The book explains eight key words or ideas that represent everything that comes out of the kitchen at Restaurant André – the restaurant Mr Chiang owns in Singapore – which is one of the most respected in Asia, and currently sits at number 32 in The World’s 50 Best Restaurants list. These are categorised by conceptual adjectives such as “unique” (“Explore an ingredient with curiosity. Forget about habitual rituals…”) and “pure” (“allow an ingredient to unfold and evolve to its full potential…”). But there are also some more straightforward references in the mix, such as “south” – which represents Mr Chiang’s respect for southern French cooking (he spent his formative years in the kitchens of legends such as Mr Pierre Gagnaire). Also, “salt” – something we can all comprehend.

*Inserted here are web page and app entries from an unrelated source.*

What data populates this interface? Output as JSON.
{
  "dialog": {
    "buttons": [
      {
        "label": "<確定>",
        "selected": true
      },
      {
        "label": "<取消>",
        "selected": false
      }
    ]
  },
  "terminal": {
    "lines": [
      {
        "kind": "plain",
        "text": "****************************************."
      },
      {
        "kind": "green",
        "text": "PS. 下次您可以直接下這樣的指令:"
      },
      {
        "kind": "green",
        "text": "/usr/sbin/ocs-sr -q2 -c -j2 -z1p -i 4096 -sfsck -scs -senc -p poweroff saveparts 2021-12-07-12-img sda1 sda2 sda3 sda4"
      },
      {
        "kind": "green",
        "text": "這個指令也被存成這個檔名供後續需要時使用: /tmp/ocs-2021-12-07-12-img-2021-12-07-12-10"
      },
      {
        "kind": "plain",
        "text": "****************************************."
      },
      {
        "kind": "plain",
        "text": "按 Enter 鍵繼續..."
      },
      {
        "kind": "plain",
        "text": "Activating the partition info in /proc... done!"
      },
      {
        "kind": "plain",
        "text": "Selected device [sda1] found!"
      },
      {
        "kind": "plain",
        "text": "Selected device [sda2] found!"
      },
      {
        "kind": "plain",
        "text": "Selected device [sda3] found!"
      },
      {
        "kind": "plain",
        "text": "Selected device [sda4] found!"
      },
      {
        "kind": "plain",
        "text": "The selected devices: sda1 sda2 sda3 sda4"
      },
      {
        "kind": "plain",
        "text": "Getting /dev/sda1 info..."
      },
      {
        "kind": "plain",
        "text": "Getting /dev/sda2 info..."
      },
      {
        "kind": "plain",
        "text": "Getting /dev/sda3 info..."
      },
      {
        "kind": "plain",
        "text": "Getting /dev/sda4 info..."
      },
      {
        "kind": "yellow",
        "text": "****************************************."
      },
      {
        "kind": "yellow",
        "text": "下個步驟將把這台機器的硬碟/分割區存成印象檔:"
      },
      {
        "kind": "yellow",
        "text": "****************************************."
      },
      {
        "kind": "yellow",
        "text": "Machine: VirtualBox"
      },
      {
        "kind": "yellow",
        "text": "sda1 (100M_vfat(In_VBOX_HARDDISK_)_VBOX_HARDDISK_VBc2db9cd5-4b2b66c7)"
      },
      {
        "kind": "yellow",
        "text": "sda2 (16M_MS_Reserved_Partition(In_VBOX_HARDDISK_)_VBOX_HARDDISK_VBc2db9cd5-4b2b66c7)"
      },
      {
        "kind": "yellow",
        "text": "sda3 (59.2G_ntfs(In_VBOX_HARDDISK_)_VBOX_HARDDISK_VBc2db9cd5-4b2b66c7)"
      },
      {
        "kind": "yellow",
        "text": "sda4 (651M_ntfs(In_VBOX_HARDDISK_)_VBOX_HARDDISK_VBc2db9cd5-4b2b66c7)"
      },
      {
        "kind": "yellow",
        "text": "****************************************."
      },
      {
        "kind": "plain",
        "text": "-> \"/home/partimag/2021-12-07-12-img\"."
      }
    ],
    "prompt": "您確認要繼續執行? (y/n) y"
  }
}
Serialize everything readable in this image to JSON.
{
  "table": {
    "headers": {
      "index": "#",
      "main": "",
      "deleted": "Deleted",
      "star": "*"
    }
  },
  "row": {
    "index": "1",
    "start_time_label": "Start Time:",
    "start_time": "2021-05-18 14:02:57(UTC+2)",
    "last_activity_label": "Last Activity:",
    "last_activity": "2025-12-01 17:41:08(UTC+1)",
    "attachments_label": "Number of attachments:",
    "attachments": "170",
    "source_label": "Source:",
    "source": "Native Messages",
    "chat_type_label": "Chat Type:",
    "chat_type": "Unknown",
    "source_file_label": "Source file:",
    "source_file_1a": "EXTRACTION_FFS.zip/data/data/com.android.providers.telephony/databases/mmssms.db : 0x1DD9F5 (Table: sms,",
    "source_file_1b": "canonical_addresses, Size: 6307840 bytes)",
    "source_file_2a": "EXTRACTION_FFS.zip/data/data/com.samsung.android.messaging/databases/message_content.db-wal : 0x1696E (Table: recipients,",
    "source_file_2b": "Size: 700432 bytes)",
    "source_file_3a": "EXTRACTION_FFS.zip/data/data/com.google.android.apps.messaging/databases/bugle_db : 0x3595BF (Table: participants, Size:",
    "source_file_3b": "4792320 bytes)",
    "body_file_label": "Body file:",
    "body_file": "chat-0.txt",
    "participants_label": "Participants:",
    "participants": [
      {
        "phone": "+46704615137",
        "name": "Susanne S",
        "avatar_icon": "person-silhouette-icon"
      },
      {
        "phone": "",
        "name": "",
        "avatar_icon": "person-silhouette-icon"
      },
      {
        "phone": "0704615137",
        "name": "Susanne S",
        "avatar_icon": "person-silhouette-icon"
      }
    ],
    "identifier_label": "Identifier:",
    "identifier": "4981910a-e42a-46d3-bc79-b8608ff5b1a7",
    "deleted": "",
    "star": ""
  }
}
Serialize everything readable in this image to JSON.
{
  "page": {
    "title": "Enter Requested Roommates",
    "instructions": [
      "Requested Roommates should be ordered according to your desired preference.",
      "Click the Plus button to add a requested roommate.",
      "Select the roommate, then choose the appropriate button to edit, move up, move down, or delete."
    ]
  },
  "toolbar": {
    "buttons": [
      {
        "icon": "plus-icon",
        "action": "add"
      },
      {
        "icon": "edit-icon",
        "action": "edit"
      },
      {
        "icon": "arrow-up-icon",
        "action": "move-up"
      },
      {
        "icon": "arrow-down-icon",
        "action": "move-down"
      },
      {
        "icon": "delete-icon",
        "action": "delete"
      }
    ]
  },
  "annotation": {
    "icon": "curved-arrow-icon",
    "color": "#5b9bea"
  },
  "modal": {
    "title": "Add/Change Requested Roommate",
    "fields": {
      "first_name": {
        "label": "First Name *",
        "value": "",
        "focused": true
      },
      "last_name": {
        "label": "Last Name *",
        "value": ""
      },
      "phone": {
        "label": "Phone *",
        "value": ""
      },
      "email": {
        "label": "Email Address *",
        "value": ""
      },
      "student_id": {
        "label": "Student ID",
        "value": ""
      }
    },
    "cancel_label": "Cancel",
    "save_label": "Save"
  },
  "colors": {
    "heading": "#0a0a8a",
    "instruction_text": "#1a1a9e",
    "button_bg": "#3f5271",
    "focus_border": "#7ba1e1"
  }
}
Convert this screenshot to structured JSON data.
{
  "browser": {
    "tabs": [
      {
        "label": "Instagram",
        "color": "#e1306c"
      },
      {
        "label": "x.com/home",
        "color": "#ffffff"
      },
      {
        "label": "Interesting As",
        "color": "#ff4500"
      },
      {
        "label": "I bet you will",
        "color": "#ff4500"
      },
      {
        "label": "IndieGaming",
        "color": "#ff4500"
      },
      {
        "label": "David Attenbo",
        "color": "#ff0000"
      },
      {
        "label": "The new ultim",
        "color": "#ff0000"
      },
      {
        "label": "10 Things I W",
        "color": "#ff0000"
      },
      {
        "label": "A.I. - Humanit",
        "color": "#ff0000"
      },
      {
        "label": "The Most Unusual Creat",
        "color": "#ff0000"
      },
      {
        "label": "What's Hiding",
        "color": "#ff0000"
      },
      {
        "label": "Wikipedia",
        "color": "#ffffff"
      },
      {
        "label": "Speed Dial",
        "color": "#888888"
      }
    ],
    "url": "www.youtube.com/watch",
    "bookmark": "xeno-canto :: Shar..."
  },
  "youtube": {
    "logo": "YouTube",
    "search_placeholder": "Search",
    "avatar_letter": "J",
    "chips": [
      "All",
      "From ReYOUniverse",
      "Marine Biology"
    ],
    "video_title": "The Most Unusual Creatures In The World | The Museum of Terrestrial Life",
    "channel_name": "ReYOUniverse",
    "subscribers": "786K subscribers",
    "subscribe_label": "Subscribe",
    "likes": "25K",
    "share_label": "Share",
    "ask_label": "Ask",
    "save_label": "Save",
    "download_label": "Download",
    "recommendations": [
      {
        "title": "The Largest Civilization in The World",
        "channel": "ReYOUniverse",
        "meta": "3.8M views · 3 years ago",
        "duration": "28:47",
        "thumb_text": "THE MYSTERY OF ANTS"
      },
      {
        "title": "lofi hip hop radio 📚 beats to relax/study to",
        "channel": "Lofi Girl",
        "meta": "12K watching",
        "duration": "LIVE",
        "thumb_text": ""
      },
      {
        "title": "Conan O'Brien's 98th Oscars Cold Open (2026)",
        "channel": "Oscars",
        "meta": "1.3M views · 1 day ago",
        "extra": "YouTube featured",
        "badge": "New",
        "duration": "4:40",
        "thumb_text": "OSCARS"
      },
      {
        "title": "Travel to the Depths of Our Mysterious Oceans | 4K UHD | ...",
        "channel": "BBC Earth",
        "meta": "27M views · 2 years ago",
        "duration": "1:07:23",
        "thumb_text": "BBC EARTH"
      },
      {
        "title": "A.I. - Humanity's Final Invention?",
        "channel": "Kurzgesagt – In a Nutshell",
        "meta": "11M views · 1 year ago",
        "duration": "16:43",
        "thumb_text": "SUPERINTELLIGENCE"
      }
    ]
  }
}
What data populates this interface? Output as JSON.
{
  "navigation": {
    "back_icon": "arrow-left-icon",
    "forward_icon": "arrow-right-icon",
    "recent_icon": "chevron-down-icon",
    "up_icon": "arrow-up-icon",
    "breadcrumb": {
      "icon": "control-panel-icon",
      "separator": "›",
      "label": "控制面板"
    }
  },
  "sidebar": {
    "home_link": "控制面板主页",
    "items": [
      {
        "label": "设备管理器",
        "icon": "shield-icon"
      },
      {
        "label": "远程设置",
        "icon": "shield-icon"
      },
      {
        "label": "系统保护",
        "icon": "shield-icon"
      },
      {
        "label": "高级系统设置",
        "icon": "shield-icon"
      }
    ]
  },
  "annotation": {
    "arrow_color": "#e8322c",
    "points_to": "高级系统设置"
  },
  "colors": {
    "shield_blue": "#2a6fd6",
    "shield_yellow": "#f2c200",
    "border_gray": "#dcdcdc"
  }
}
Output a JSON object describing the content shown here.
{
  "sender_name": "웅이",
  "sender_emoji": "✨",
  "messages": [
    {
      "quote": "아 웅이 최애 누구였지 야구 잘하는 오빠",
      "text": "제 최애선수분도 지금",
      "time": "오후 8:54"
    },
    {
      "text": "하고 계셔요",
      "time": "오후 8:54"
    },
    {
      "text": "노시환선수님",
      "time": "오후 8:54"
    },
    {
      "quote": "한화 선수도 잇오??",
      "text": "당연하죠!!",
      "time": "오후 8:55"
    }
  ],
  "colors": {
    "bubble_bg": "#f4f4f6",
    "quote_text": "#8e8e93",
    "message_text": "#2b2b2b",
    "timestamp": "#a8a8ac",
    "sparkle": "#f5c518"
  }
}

This balance of these philosophical influences shines through clearly in Mr Chiang’s food. How do we know? Because we were lucky enough to be invited to his residency at The Guest Series – a collaborative cooking event hosted by British chef Mr James Lowe at Lyle’s in Shoreditch. There is certainly a playful creativity to what he serves up – his “charcoal”, prawn and red pepper dish, for example, (in which the “charcoal” turns out to be bread, when you bite into it). Or the “duck heart, liver and tongue” dish which benefited from the surprising addition of tangy sweet potato artfully arranged in tubes… But, beyond the trickery, each plate demonstrates a series of honest techniques and well-balanced ingredients.